What's your philosophy? Is effort rewarded or only results?
Monday, April 2, 2012
It seems like every organization I interact with is claiming to be customer focused, customer centric or they are putting the customer first.
I started thinking abut whose job is it, to be customer focused? Is is the Customer Service Department's job? Is it the job of operations?
I happen to think it is everyone's job. Yes, customer service has the role of servicing and delighting customers but organizations also have internal customers as well. So, even if an employee is not customer facing doesn't mean that he/she does not have to have exceptional customer service skills.
I also happen to believe that HR plays a huge role in customer service. After all, who is responsible for hiring, training and evaluating employees as it relates to exceptional customer service?
Here is just a partial list on how HR can contribute to exceptional customer service:
- Hire customer centric employees using behavioral based tools that identify customer centric traits and/or behaviors.
- Train employees on exceptional customer service skills, defining what the experience looks like in the organization.
- Create reward and recognition programs that invent customer-centric behaviors.
- Make sure job descriptions include customer-centric tasks/behaviors
- Link performance management process to overall customer service goals and objectives.
- Make sure managers and leaders understand the link between engaged employees and exceptional customer service
- Hold managers accountable for customer service levels for their departments
Companies like Apple, Zappo's and the Ritz absolutely understand that customer service is everyone's job and that the underlying infrastructure is key to getting the customer focused strategy executed. All departments and functions must work together in order to pull off consistent, exceptional service.

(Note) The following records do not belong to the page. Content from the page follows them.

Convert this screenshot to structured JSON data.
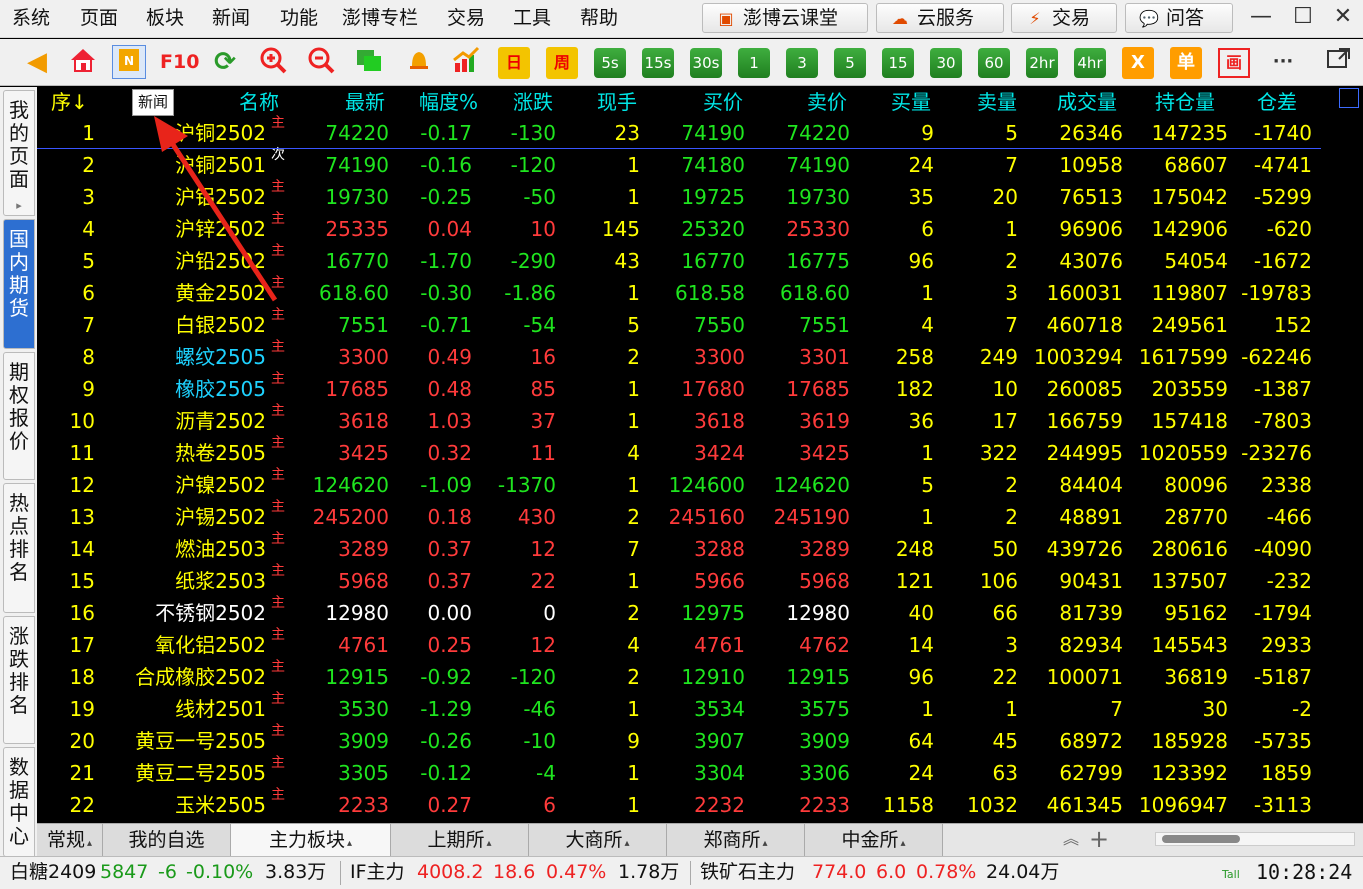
{
  "menu": [
    "系统",
    "页面",
    "板块",
    "新闻",
    "功能",
    "澎博专栏",
    "交易",
    "工具",
    "帮助"
  ],
  "top_buttons": [
    {
      "icon": "graduation-icon",
      "label": "澎博云课堂",
      "color": "#e04a00"
    },
    {
      "icon": "cloud-icon",
      "label": "云服务",
      "color": "#e04a00"
    },
    {
      "icon": "lightning-icon",
      "label": "交易",
      "color": "#e04a00"
    },
    {
      "icon": "chat-icon",
      "label": "问答",
      "color": "#666666"
    }
  ],
  "toolbar": {
    "f10_label": "F10",
    "day_label": "日",
    "week_label": "周",
    "periods": [
      "5s",
      "15s",
      "30s",
      "1",
      "3",
      "5",
      "15",
      "30",
      "60",
      "2hr",
      "4hr"
    ],
    "x_label": "X",
    "single_label": "单",
    "draw_label": "画",
    "more_label": "···"
  },
  "sidebar_tabs": [
    {
      "label": "我的页面",
      "arrow": "▸",
      "active": false
    },
    {
      "label": "国内期货",
      "active": true
    },
    {
      "label": "期权报价",
      "active": false
    },
    {
      "label": "热点排名",
      "active": false
    },
    {
      "label": "涨跌排名",
      "active": false
    },
    {
      "label": "数据中心",
      "active": false
    }
  ],
  "tooltip": "新闻",
  "columns": [
    "序↓",
    "名称",
    "最新",
    "幅度%",
    "涨跌",
    "现手",
    "买价",
    "卖价",
    "买量",
    "卖量",
    "成交量",
    "持仓量",
    "仓差"
  ],
  "rows": [
    {
      "i": "1",
      "n": "沪铜2502",
      "t": "主",
      "nc": "yellow",
      "p": "74220",
      "pct": "-0.17",
      "chg": "-130",
      "hand": "23",
      "bid": "74190",
      "ask": "74220",
      "bv": "9",
      "av": "5",
      "vol": "26346",
      "oi": "147235",
      "doi": "-1740",
      "c": "green"
    },
    {
      "i": "2",
      "n": "沪铜2501",
      "t": "次",
      "nc": "yellow",
      "p": "74190",
      "pct": "-0.16",
      "chg": "-120",
      "hand": "1",
      "bid": "74180",
      "ask": "74190",
      "bv": "24",
      "av": "7",
      "vol": "10958",
      "oi": "68607",
      "doi": "-4741",
      "c": "green"
    },
    {
      "i": "3",
      "n": "沪铝2502",
      "t": "主",
      "nc": "yellow",
      "p": "19730",
      "pct": "-0.25",
      "chg": "-50",
      "hand": "1",
      "bid": "19725",
      "ask": "19730",
      "bv": "35",
      "av": "20",
      "vol": "76513",
      "oi": "175042",
      "doi": "-5299",
      "c": "green"
    },
    {
      "i": "4",
      "n": "沪锌2502",
      "t": "主",
      "nc": "yellow",
      "p": "25335",
      "pct": "0.04",
      "chg": "10",
      "hand": "145",
      "bid": "25320",
      "ask": "25330",
      "bv": "6",
      "av": "1",
      "vol": "96906",
      "oi": "142906",
      "doi": "-620",
      "c": "red",
      "bidc": "green",
      "askc": "red"
    },
    {
      "i": "5",
      "n": "沪铅2502",
      "t": "主",
      "nc": "yellow",
      "p": "16770",
      "pct": "-1.70",
      "chg": "-290",
      "hand": "43",
      "bid": "16770",
      "ask": "16775",
      "bv": "96",
      "av": "2",
      "vol": "43076",
      "oi": "54054",
      "doi": "-1672",
      "c": "green"
    },
    {
      "i": "6",
      "n": "黄金2502",
      "t": "主",
      "nc": "yellow",
      "p": "618.60",
      "pct": "-0.30",
      "chg": "-1.86",
      "hand": "1",
      "bid": "618.58",
      "ask": "618.60",
      "bv": "1",
      "av": "3",
      "vol": "160031",
      "oi": "119807",
      "doi": "-19783",
      "c": "green"
    },
    {
      "i": "7",
      "n": "白银2502",
      "t": "主",
      "nc": "yellow",
      "p": "7551",
      "pct": "-0.71",
      "chg": "-54",
      "hand": "5",
      "bid": "7550",
      "ask": "7551",
      "bv": "4",
      "av": "7",
      "vol": "460718",
      "oi": "249561",
      "doi": "152",
      "c": "green"
    },
    {
      "i": "8",
      "n": "螺纹2505",
      "t": "主",
      "nc": "cyan",
      "p": "3300",
      "pct": "0.49",
      "chg": "16",
      "hand": "2",
      "bid": "3300",
      "ask": "3301",
      "bv": "258",
      "av": "249",
      "vol": "1003294",
      "oi": "1617599",
      "doi": "-62246",
      "c": "red"
    },
    {
      "i": "9",
      "n": "橡胶2505",
      "t": "主",
      "nc": "cyan",
      "p": "17685",
      "pct": "0.48",
      "chg": "85",
      "hand": "1",
      "bid": "17680",
      "ask": "17685",
      "bv": "182",
      "av": "10",
      "vol": "260085",
      "oi": "203559",
      "doi": "-1387",
      "c": "red"
    },
    {
      "i": "10",
      "n": "沥青2502",
      "t": "主",
      "nc": "yellow",
      "p": "3618",
      "pct": "1.03",
      "chg": "37",
      "hand": "1",
      "bid": "3618",
      "ask": "3619",
      "bv": "36",
      "av": "17",
      "vol": "166759",
      "oi": "157418",
      "doi": "-7803",
      "c": "red"
    },
    {
      "i": "11",
      "n": "热卷2505",
      "t": "主",
      "nc": "yellow",
      "p": "3425",
      "pct": "0.32",
      "chg": "11",
      "hand": "4",
      "bid": "3424",
      "ask": "3425",
      "bv": "1",
      "av": "322",
      "vol": "244995",
      "oi": "1020559",
      "doi": "-23276",
      "c": "red"
    },
    {
      "i": "12",
      "n": "沪镍2502",
      "t": "主",
      "nc": "yellow",
      "p": "124620",
      "pct": "-1.09",
      "chg": "-1370",
      "hand": "1",
      "bid": "124600",
      "ask": "124620",
      "bv": "5",
      "av": "2",
      "vol": "84404",
      "oi": "80096",
      "doi": "2338",
      "c": "green"
    },
    {
      "i": "13",
      "n": "沪锡2502",
      "t": "主",
      "nc": "yellow",
      "p": "245200",
      "pct": "0.18",
      "chg": "430",
      "hand": "2",
      "bid": "245160",
      "ask": "245190",
      "bv": "1",
      "av": "2",
      "vol": "48891",
      "oi": "28770",
      "doi": "-466",
      "c": "red"
    },
    {
      "i": "14",
      "n": "燃油2503",
      "t": "主",
      "nc": "yellow",
      "p": "3289",
      "pct": "0.37",
      "chg": "12",
      "hand": "7",
      "bid": "3288",
      "ask": "3289",
      "bv": "248",
      "av": "50",
      "vol": "439726",
      "oi": "280616",
      "doi": "-4090",
      "c": "red"
    },
    {
      "i": "15",
      "n": "纸浆2503",
      "t": "主",
      "nc": "yellow",
      "p": "5968",
      "pct": "0.37",
      "chg": "22",
      "hand": "1",
      "bid": "5966",
      "ask": "5968",
      "bv": "121",
      "av": "106",
      "vol": "90431",
      "oi": "137507",
      "doi": "-232",
      "c": "red"
    },
    {
      "i": "16",
      "n": "不锈钢2502",
      "t": "主",
      "nc": "white",
      "p": "12980",
      "pct": "0.00",
      "chg": "0",
      "hand": "2",
      "bid": "12975",
      "ask": "12980",
      "bv": "40",
      "av": "66",
      "vol": "81739",
      "oi": "95162",
      "doi": "-1794",
      "c": "white",
      "bidc": "green",
      "askc": "white"
    },
    {
      "i": "17",
      "n": "氧化铝2502",
      "t": "主",
      "nc": "yellow",
      "p": "4761",
      "pct": "0.25",
      "chg": "12",
      "hand": "4",
      "bid": "4761",
      "ask": "4762",
      "bv": "14",
      "av": "3",
      "vol": "82934",
      "oi": "145543",
      "doi": "2933",
      "c": "red"
    },
    {
      "i": "18",
      "n": "合成橡胶2502",
      "t": "主",
      "nc": "yellow",
      "p": "12915",
      "pct": "-0.92",
      "chg": "-120",
      "hand": "2",
      "bid": "12910",
      "ask": "12915",
      "bv": "96",
      "av": "22",
      "vol": "100071",
      "oi": "36819",
      "doi": "-5187",
      "c": "green"
    },
    {
      "i": "19",
      "n": "线材2501",
      "t": "主",
      "nc": "yellow",
      "p": "3530",
      "pct": "-1.29",
      "chg": "-46",
      "hand": "1",
      "bid": "3534",
      "ask": "3575",
      "bv": "1",
      "av": "1",
      "vol": "7",
      "oi": "30",
      "doi": "-2",
      "c": "green"
    },
    {
      "i": "20",
      "n": "黄豆一号2505",
      "t": "主",
      "nc": "yellow",
      "p": "3909",
      "pct": "-0.26",
      "chg": "-10",
      "hand": "9",
      "bid": "3907",
      "ask": "3909",
      "bv": "64",
      "av": "45",
      "vol": "68972",
      "oi": "185928",
      "doi": "-5735",
      "c": "green"
    },
    {
      "i": "21",
      "n": "黄豆二号2505",
      "t": "主",
      "nc": "yellow",
      "p": "3305",
      "pct": "-0.12",
      "chg": "-4",
      "hand": "1",
      "bid": "3304",
      "ask": "3306",
      "bv": "24",
      "av": "63",
      "vol": "62799",
      "oi": "123392",
      "doi": "1859",
      "c": "green"
    },
    {
      "i": "22",
      "n": "玉米2505",
      "t": "主",
      "nc": "yellow",
      "p": "2233",
      "pct": "0.27",
      "chg": "6",
      "hand": "1",
      "bid": "2232",
      "ask": "2233",
      "bv": "1158",
      "av": "1032",
      "vol": "461345",
      "oi": "1096947",
      "doi": "-3113",
      "c": "red"
    }
  ],
  "market_tabs": [
    {
      "label": "常规",
      "active": false,
      "tri": "▴"
    },
    {
      "label": "我的自选",
      "active": false,
      "tri": ""
    },
    {
      "label": "主力板块",
      "active": true,
      "tri": "▴"
    },
    {
      "label": "上期所",
      "active": false,
      "tri": "▴"
    },
    {
      "label": "大商所",
      "active": false,
      "tri": "▴"
    },
    {
      "label": "郑商所",
      "active": false,
      "tri": "▴"
    },
    {
      "label": "中金所",
      "active": false,
      "tri": "▴"
    }
  ],
  "tabs_controls": {
    "up": "︽",
    "add": "+"
  },
  "status": [
    {
      "name": "白糖2409",
      "price": "5847",
      "chg": "-6",
      "pct": "-0.10%",
      "vol": "3.83万",
      "color": "green"
    },
    {
      "name": "IF主力",
      "price": "4008.2",
      "chg": "18.6",
      "pct": "0.47%",
      "vol": "1.78万",
      "color": "red"
    },
    {
      "name": "铁矿石主力",
      "price": "774.0",
      "chg": "6.0",
      "pct": "0.78%",
      "vol": "24.04万",
      "color": "red"
    }
  ],
  "signal_label": "Tall",
  "clock": "10:28:24"
}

What is your secret to delighting your customers? How has HR contributed to that success? What do you measure in terms of the customer experience?